Thus we have now two kinds of shock that occur in concert, and thus also we have the strange discord inspired by dissonance: these two notes seem to ring together, and yet they ring false. Continue reading →
Sometimes, in the course of a debate or discussion, a secondhand statement comes under consideration. The actors in the debate must then evaluate how relevant that statement is to the their discussion. This happens in media during interviews, in class discussions, on the internet, with friends and family, and beyond. Wherever it happens, you are as likely as not to hear a particular phrase—“no reason to lie.”
“Look, he has no reason to lie.”
“Why would he lie?”
“She doesn’t get anything out of lying about this—she has no reason to.”
However it arises, the implication of the argument that someone “has no reason to lie” is that having no reason to lie is, itself, evidence for truth.
And our understanding of logic and evidence is so bad that we often accept that.
It hasn’t been a good week. You wouldn’t think much could be worse than a hate-motivated mass shooting against LGBTQ people who had gathered just to be themselves; but the killer also claimed to have been driven by an ideology of hate, inspired by a small segment of religion that hates people for not thinking the same things they do. And it isn’t just ISIS that does that, because there are large swathes of American Christianity and American Politics that say the same thing. So it was a bad start to the week.
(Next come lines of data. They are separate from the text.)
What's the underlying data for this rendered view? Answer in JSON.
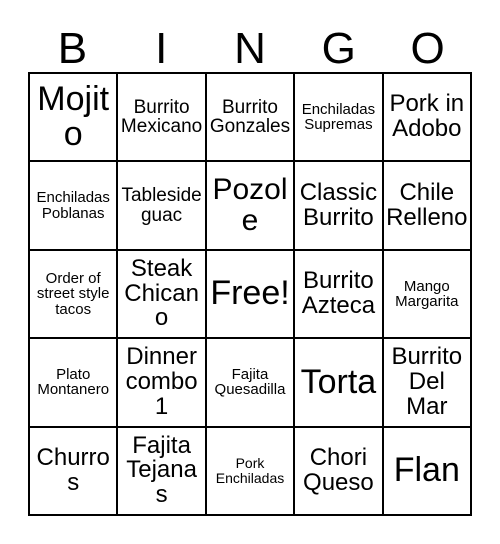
{
  "card": {
    "header_letters": [
      "B",
      "I",
      "N",
      "G",
      "O"
    ],
    "colors": {
      "border": "#000000",
      "cell_background": "#ffffff",
      "text": "#000000",
      "page_background": "#ffffff"
    },
    "rows": [
      [
        {
          "label": "Mojito",
          "size": "xl"
        },
        {
          "label": "Burrito Mexicano",
          "size": "sm"
        },
        {
          "label": "Burrito Gonzales",
          "size": "sm"
        },
        {
          "label": "Enchiladas Supremas",
          "size": "xs"
        },
        {
          "label": "Pork in Adobo",
          "size": "md"
        }
      ],
      [
        {
          "label": "Enchiladas Poblanas",
          "size": "xs"
        },
        {
          "label": "Tableside guac",
          "size": "sm"
        },
        {
          "label": "Pozole",
          "size": "lg"
        },
        {
          "label": "Classic Burrito",
          "size": "md"
        },
        {
          "label": "Chile Relleno",
          "size": "md"
        }
      ],
      [
        {
          "label": "Order of street style tacos",
          "size": "xs"
        },
        {
          "label": "Steak Chicano",
          "size": "md"
        },
        {
          "label": "Free!",
          "size": "xl"
        },
        {
          "label": "Burrito Azteca",
          "size": "md"
        },
        {
          "label": "Mango Margarita",
          "size": "xs"
        }
      ],
      [
        {
          "label": "Plato Montanero",
          "size": "xs"
        },
        {
          "label": "Dinner combo 1",
          "size": "md"
        },
        {
          "label": "Fajita Quesadilla",
          "size": "xs"
        },
        {
          "label": "Torta",
          "size": "xl"
        },
        {
          "label": "Burrito Del Mar",
          "size": "md"
        }
      ],
      [
        {
          "label": "Churros",
          "size": "md"
        },
        {
          "label": "Fajita Tejanas",
          "size": "md"
        },
        {
          "label": "Pork Enchiladas",
          "size": "xxs"
        },
        {
          "label": "Chori Queso",
          "size": "md"
        },
        {
          "label": "Flan",
          "size": "xl"
        }
      ]
    ]
  }
}
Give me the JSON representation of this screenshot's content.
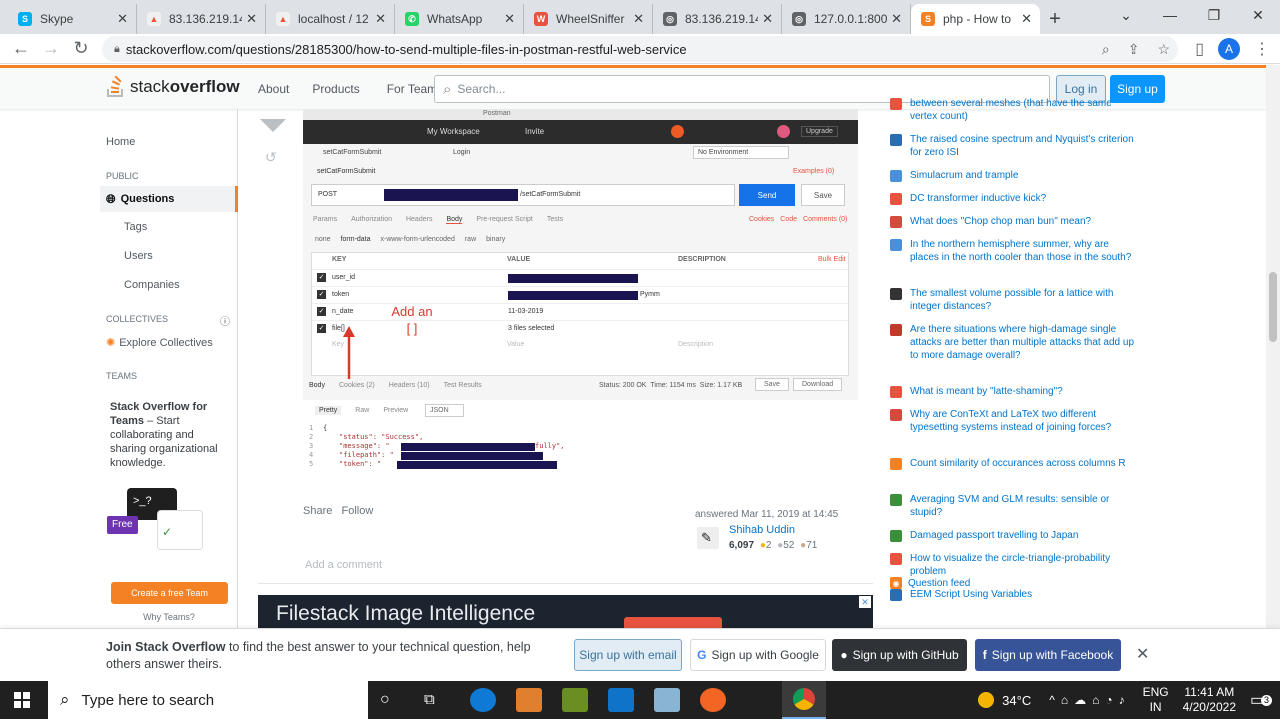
{
  "browser": {
    "tabs": [
      {
        "label": "Skype",
        "icon_color": "#00aff0",
        "glyph": "S"
      },
      {
        "label": "83.136.219.14",
        "icon_color": "#f0f0f0",
        "glyph": "▲"
      },
      {
        "label": "localhost / 12",
        "icon_color": "#f0f0f0",
        "glyph": "▲"
      },
      {
        "label": "WhatsApp",
        "icon_color": "#25d366",
        "glyph": "✆"
      },
      {
        "label": "WheelSniffer",
        "icon_color": "#e8533f",
        "glyph": "W"
      },
      {
        "label": "83.136.219.14",
        "icon_color": "#5f6368",
        "glyph": "◎"
      },
      {
        "label": "127.0.0.1:800",
        "icon_color": "#5f6368",
        "glyph": "◎"
      },
      {
        "label": "php - How to",
        "icon_color": "#f48225",
        "glyph": "S"
      }
    ],
    "url": "stackoverflow.com/questions/28185300/how-to-send-multiple-files-in-postman-restful-web-service",
    "profile_letter": "A"
  },
  "header": {
    "logo_part1": "stack",
    "logo_part2": "overflow",
    "links": [
      "About",
      "Products",
      "For Teams"
    ],
    "search_placeholder": "Search...",
    "login": "Log in",
    "signup": "Sign up"
  },
  "sidebar": {
    "home": "Home",
    "public": "PUBLIC",
    "questions": "Questions",
    "tags": "Tags",
    "users": "Users",
    "companies": "Companies",
    "collectives": "COLLECTIVES",
    "explore": "Explore Collectives",
    "teams_heading": "TEAMS",
    "teams_title": "Stack Overflow for Teams",
    "teams_text": " – Start collaborating and sharing organizational knowledge.",
    "free": "Free",
    "cta": "Create a free Team",
    "why": "Why Teams?"
  },
  "postman": {
    "title": "Postman",
    "workspace": "My Workspace",
    "invite": "Invite",
    "upgrade": "Upgrade",
    "tab1": "setCatFormSubmit",
    "tab2": "Login",
    "env": "No Environment",
    "request_name": "setCatFormSubmit",
    "examples": "Examples (0)",
    "method": "POST",
    "url_suffix": "/setCatFormSubmit",
    "send": "Send",
    "save": "Save",
    "subtabs": [
      "Params",
      "Authorization",
      "Headers",
      "Body",
      "Pre-request Script",
      "Tests"
    ],
    "right_links": [
      "Cookies",
      "Code",
      "Comments (0)"
    ],
    "body_types": [
      "none",
      "form-data",
      "x-www-form-urlencoded",
      "raw",
      "binary"
    ],
    "col_key": "KEY",
    "col_value": "VALUE",
    "col_desc": "DESCRIPTION",
    "bulk_edit": "Bulk Edit",
    "rows": [
      {
        "key": "user_id",
        "value": ""
      },
      {
        "key": "token",
        "value": "Pymm"
      },
      {
        "key": "n_date",
        "value": "11-03-2019"
      },
      {
        "key": "file[]",
        "value": "3 files selected"
      }
    ],
    "key_placeholder": "Key",
    "value_placeholder": "Value",
    "desc_placeholder": "Description",
    "annotation": "Add an [ ]",
    "resp_tabs": [
      "Body",
      "Cookies (2)",
      "Headers (10)",
      "Test Results"
    ],
    "status": "Status: 200 OK",
    "time": "Time: 1154 ms",
    "size": "Size: 1.17 KB",
    "resp_save": "Save",
    "download": "Download",
    "view_modes": [
      "Pretty",
      "Raw",
      "Preview"
    ],
    "format": "JSON",
    "code_lines": [
      "{",
      "\"status\": \"Success\",",
      "\"message\": \"",
      "\"filepath\": \"",
      "\"token\": \""
    ],
    "code_tail": "fully\","
  },
  "answer": {
    "share": "Share",
    "follow": "Follow",
    "answered": "answered Mar 11, 2019 at 14:45",
    "user": "Shihab Uddin",
    "reputation": "6,097",
    "gold": "2",
    "silver": "52",
    "bronze": "71",
    "add_comment": "Add a comment",
    "ad_text": "Filestack Image Intelligence"
  },
  "hot": [
    {
      "text": "between several meshes (that have the same vertex count)",
      "icon": "#e8533f"
    },
    {
      "text": "The raised cosine spectrum and Nyquist's criterion for zero ISI",
      "icon": "#2a6db0"
    },
    {
      "text": "Simulacrum and trample",
      "icon": "#4a90d9"
    },
    {
      "text": "DC transformer inductive kick?",
      "icon": "#e8533f"
    },
    {
      "text": "What does \"Chop chop man bun\" mean?",
      "icon": "#d24b3c"
    },
    {
      "text": "In the northern hemisphere summer, why are places in the north cooler than those in the south?",
      "icon": "#4a90d9"
    },
    {
      "text": "The smallest volume possible for a lattice with integer distances?",
      "icon": "#333333"
    },
    {
      "text": "Are there situations where high-damage single attacks are better than multiple attacks that add up to more damage overall?",
      "icon": "#c0392b"
    },
    {
      "text": "What is meant by \"latte-shaming\"?",
      "icon": "#e8533f"
    },
    {
      "text": "Why are ConTeXt and LaTeX two different typesetting systems instead of joining forces?",
      "icon": "#d24b3c"
    },
    {
      "text": "Count similarity of occurances across columns R",
      "icon": "#f48225"
    },
    {
      "text": "Averaging SVM and GLM results: sensible or stupid?",
      "icon": "#3b8f3b"
    },
    {
      "text": "Damaged passport travelling to Japan",
      "icon": "#3b8f3b"
    },
    {
      "text": "How to visualize the circle-triangle-probability problem",
      "icon": "#e8533f"
    },
    {
      "text": "EEM Script Using Variables",
      "icon": "#2a6db0"
    }
  ],
  "question_feed": "Question feed",
  "banner": {
    "join": "Join Stack Overflow",
    "rest": " to find the best answer to your technical question, help others answer theirs.",
    "email": "Sign up with email",
    "google": "Sign up with Google",
    "github": "Sign up with GitHub",
    "facebook": "Sign up with Facebook"
  },
  "taskbar": {
    "search": "Type here to search",
    "temp": "34°C",
    "lang1": "ENG",
    "lang2": "IN",
    "time": "11:41 AM",
    "date": "4/20/2022",
    "notif": "3"
  }
}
And then something worse happened: while many people were still wrestling with how to think and feel and support each other and understand this attack, while many people were wondering if they were safe or if their friends were safe, a lot of people started saying horrible things. These people started saying things steeped in judgment, scorn, and self-righteousness. They buried the dead under a series of disproven talking points, and they buried the living right along with them.
There is a point in believing an idea where, regardless of where we began, we lose the habit of refining that idea. Instead of seeking to improve our positions, we begin to defend then. Instead of searching for the nuance, we begin to strip it away.
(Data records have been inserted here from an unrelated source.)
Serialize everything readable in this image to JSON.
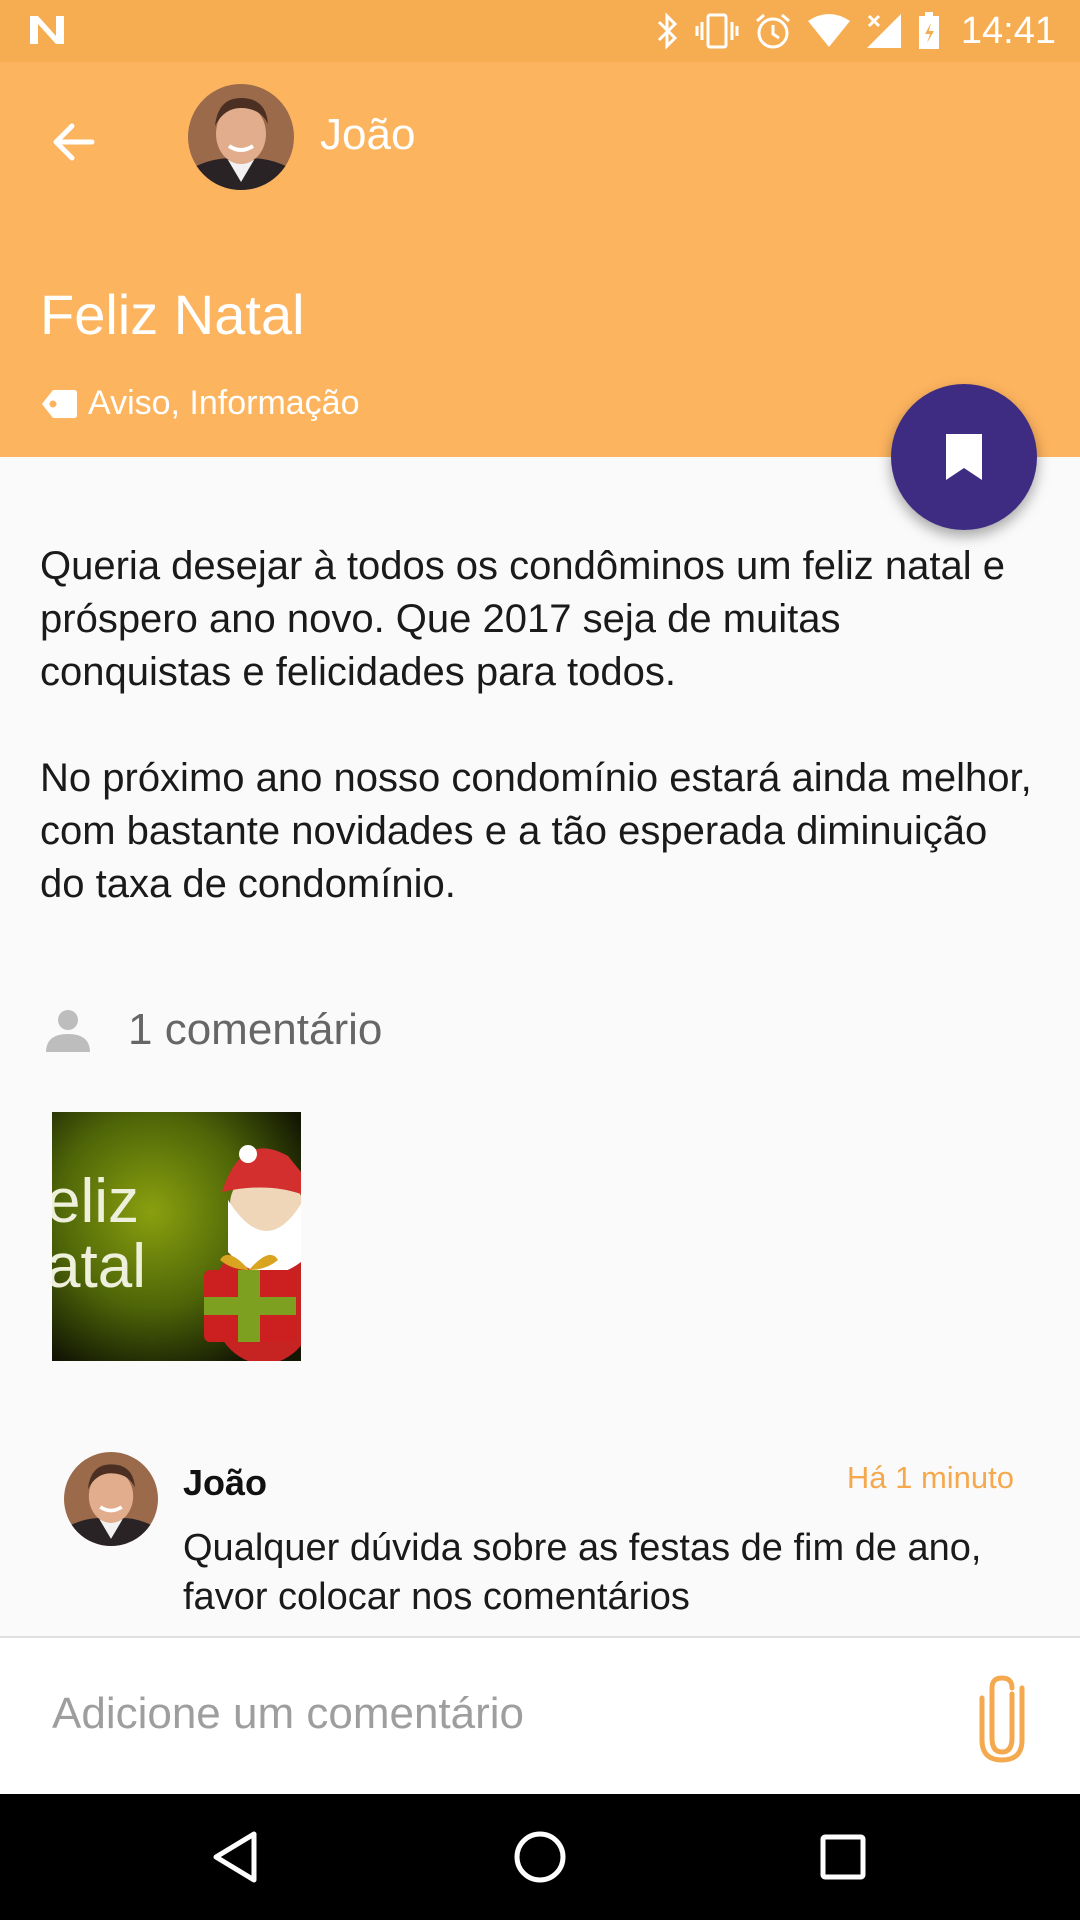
{
  "status_bar": {
    "time": "14:41",
    "icons": [
      "n-notification-icon",
      "bluetooth-icon",
      "vibrate-icon",
      "alarm-icon",
      "wifi-icon",
      "signal-icon",
      "battery-charging-icon"
    ]
  },
  "header": {
    "author_name": "João",
    "title": "Feliz Natal",
    "tags": "Aviso, Informação"
  },
  "post": {
    "paragraphs": [
      "Queria desejar à todos os condôminos um feliz natal e próspero ano novo. Que 2017 seja de muitas conquistas e felicidades para todos.",
      "No próximo ano nosso condomínio estará ainda melhor, com bastante novidades e a tão esperada diminuição do taxa de condomínio."
    ],
    "attachment_text": [
      "eliz",
      "atal"
    ]
  },
  "comments": {
    "count_label": "1 comentário",
    "items": [
      {
        "author": "João",
        "time": "Há 1 minuto",
        "text": "Qualquer dúvida sobre as festas de fim de ano, favor colocar nos comentários"
      }
    ]
  },
  "composer": {
    "placeholder": "Adicione um comentário",
    "value": ""
  },
  "colors": {
    "status_bar": "#f6ad52",
    "app_bar": "#fdb45f",
    "fab": "#3d2c82",
    "comment_time": "#f5a94f"
  }
}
It isn’t every idea—but certain ideas seem to burrow into our politics, our religion, and our activism, and once they are firmly in place, we refuse to let them go. And we begin to vilify anyone who suggests otherwise. I cannot tell whether it is due to external elements, like deep social division, or internal elements, like an uncritical approach to one’s own beliefs. Perhaps it is both, or perhaps it is something else entirely. But I think it not coincidental that these are tribal ideas: they are ideas that mark our membership as much as they define our position.
Certainty is a funny thing. You might think the idea of certainty naturally admits that things are subjective, that absolute proof is difficult, and that beliefs must be updated to reflect changing evidence. But that isn’t how we practice certainty—instead of signaling a spectrum of probable truth, it seems to have become an arbiter of validity.
When someone is certain, that should be a commentary on the evidence they have for a position. Somehow, though, certainty has been divorced from that spectrum of evidence. Instead of certainty being the extreme end, it has become the correct end; the rest of the spectrum is collapsed and we are left with the binary of certainty and uncertainty. It that strange dichotomous world, anything uncertain isn’t worth considering—as though lack of absolutism frees us from any tether to the real world.